Element data from apps and pages
==========

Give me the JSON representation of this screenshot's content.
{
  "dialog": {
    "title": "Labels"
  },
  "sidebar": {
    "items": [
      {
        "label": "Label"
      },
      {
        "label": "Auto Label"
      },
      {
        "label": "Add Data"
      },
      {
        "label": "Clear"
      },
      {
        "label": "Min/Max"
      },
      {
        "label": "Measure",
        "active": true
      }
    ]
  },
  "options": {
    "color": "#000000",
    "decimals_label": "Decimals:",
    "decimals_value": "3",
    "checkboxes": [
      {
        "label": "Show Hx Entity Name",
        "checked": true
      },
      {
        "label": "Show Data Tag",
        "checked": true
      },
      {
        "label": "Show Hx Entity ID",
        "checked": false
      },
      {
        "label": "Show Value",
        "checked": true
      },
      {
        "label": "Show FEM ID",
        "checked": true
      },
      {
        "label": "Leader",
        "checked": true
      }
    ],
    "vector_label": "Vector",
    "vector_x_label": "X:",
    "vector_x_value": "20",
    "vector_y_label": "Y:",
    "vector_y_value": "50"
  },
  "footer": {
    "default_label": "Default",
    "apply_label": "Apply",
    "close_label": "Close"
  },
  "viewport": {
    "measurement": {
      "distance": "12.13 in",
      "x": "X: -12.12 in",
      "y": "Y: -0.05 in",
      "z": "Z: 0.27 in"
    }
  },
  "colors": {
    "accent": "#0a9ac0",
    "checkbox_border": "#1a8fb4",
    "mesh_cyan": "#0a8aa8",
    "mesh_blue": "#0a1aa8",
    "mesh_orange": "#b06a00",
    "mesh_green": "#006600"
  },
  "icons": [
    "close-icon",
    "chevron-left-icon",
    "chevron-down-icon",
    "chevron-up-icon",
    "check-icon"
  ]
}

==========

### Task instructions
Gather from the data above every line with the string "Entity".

### Problem solution
        "label": "Show Hx Entity Name",
        "label": "Show Hx Entity ID",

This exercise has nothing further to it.